Average lifespan: 2-3 years
When to seeJanuary to December
AboutA common and familiar mammal, the Red Fox is our only wild member of the dog family. It is omnivorous, feeding on small mammals, birds, frogs, earthworms and carrion, as well as berries and fruit. It is just as likely to be seen in towns and cities, as it is in the countryside; and it is now well-known for scavenging food scraps from bins, as well as catching Feral Pigeons and Brown Rats.

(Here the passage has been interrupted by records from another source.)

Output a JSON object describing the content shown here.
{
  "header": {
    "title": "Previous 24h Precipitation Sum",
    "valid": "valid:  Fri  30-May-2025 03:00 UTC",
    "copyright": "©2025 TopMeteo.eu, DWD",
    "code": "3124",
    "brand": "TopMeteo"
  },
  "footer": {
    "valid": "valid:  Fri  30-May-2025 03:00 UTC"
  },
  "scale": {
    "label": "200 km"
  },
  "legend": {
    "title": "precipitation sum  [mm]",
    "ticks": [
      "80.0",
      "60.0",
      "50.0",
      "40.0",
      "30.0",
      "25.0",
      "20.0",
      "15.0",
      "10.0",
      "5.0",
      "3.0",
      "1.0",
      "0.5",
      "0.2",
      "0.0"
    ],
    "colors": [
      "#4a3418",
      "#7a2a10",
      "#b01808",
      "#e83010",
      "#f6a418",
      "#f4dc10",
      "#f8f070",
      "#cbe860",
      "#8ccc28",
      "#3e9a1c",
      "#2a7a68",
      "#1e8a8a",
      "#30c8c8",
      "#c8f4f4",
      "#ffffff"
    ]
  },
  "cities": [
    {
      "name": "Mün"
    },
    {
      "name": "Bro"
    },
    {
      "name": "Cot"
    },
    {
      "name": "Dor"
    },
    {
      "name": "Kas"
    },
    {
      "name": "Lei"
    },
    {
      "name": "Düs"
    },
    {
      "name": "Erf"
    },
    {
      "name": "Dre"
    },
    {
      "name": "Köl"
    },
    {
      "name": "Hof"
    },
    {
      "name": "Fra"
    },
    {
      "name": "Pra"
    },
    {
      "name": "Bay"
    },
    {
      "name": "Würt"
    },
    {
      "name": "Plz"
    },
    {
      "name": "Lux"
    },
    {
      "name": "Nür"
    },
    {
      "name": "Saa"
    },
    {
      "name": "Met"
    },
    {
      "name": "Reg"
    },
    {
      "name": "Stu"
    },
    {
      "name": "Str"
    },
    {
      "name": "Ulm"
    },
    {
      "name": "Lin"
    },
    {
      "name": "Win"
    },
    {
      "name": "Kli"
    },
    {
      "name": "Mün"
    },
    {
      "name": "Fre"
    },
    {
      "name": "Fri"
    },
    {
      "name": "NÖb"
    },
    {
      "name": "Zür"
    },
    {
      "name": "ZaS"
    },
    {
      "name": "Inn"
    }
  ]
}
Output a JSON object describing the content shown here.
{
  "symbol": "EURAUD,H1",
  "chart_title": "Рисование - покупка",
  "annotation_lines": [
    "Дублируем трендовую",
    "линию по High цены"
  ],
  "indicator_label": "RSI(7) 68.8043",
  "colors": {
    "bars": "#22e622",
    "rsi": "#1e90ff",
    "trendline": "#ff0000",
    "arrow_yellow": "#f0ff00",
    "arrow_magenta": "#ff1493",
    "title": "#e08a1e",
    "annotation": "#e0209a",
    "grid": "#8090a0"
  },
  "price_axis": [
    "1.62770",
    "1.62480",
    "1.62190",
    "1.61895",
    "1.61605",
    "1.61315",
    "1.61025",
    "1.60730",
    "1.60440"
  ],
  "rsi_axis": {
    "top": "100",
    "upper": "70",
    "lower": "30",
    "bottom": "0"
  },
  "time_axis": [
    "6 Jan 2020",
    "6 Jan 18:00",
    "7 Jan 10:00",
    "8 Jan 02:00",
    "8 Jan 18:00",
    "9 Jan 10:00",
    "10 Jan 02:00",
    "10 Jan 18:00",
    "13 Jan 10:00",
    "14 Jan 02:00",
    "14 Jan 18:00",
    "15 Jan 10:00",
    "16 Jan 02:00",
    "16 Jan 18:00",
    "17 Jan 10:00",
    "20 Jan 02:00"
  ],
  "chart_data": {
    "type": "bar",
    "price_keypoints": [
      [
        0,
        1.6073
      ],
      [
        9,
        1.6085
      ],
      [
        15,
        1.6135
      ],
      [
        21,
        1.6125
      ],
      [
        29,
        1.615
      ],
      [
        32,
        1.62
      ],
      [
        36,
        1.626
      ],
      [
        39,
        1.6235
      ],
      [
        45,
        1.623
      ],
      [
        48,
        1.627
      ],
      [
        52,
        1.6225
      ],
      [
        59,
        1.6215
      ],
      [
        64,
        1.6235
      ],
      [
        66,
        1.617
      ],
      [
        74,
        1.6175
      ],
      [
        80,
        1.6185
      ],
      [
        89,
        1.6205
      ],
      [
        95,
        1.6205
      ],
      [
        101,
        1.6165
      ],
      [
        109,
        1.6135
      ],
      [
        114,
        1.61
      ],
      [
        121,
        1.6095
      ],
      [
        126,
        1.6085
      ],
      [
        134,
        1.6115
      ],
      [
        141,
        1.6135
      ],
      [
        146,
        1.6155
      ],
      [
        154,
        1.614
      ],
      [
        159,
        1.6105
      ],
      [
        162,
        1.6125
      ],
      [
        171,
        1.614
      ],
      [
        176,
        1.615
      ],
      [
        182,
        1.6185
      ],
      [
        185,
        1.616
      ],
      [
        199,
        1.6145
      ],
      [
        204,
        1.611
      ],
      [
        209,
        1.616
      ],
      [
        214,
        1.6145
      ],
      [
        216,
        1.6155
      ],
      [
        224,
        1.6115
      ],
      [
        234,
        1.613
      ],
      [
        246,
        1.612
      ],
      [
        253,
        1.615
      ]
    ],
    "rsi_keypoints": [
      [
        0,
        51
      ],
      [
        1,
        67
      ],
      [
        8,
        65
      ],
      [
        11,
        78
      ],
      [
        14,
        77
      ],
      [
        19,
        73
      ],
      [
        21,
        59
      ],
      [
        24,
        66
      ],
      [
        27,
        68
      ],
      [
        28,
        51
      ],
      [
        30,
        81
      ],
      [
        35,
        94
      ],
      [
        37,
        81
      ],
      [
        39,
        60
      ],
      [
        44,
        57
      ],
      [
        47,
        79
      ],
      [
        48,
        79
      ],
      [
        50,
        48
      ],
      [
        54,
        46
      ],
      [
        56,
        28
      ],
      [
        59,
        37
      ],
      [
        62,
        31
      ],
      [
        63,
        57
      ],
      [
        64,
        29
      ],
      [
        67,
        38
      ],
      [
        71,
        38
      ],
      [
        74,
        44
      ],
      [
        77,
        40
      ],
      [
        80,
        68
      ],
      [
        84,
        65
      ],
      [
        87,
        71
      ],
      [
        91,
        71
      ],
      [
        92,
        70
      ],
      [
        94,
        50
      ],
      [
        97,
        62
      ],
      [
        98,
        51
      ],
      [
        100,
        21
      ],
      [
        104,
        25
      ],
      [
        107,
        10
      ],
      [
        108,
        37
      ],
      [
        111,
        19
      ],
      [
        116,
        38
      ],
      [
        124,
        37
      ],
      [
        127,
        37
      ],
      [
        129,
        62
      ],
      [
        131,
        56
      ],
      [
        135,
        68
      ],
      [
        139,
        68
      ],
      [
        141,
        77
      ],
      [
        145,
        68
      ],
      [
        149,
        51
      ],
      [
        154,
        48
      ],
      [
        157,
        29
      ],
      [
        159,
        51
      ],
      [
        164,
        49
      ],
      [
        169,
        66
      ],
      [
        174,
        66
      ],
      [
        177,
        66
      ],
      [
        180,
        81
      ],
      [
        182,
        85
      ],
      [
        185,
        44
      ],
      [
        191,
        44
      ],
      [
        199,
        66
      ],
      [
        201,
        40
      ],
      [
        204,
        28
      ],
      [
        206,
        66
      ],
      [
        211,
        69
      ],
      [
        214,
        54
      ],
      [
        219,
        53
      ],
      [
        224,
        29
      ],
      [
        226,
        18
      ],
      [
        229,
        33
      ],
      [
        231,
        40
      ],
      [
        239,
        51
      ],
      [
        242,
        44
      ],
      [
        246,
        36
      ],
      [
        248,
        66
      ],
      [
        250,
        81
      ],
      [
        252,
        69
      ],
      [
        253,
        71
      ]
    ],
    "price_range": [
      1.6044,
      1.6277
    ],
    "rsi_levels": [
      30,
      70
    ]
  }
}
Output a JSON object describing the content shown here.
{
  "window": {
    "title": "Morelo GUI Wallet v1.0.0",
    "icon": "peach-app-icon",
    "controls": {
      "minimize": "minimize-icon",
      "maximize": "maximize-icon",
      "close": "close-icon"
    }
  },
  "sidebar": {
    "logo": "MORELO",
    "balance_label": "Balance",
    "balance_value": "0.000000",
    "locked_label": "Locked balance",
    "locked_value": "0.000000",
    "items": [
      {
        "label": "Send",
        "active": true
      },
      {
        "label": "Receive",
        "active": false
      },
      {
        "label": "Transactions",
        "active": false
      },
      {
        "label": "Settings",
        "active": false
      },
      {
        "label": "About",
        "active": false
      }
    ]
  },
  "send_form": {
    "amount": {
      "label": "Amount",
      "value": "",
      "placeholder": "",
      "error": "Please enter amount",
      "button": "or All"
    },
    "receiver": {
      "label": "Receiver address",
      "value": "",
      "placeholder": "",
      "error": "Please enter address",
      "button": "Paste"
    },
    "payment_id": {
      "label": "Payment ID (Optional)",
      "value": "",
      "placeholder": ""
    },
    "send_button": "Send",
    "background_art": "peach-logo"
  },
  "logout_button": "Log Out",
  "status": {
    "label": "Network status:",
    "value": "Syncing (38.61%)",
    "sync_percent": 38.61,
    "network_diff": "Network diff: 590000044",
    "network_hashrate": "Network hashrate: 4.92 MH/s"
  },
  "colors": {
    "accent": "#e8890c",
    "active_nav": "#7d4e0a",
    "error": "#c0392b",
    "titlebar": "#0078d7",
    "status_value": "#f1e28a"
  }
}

Males ('dogs') bark, but females ('vixens') make a spine-chilling scream, heard mostly in the winter when their courtship takes place.
How to identifyA medium-sized dog, the Red Fox is orangey-red above, white below, with black tips to the ears, dark brown feet and a white tip to the bushy, orange tail (known as the 'brush').
In our area
Foxes are a common sight across Shropshire and can often be found roaming our reserves, farmland and within built up areas including Shrewsbury and Telford.
During the summer months, they are more active in daylight and cubs are often seen emerging from woodland and hedgerows. The best nature reserves to spot foxes are Llynclys Common, The Ercall and Earl's Hill, particularly on the borders with surrounding farmland.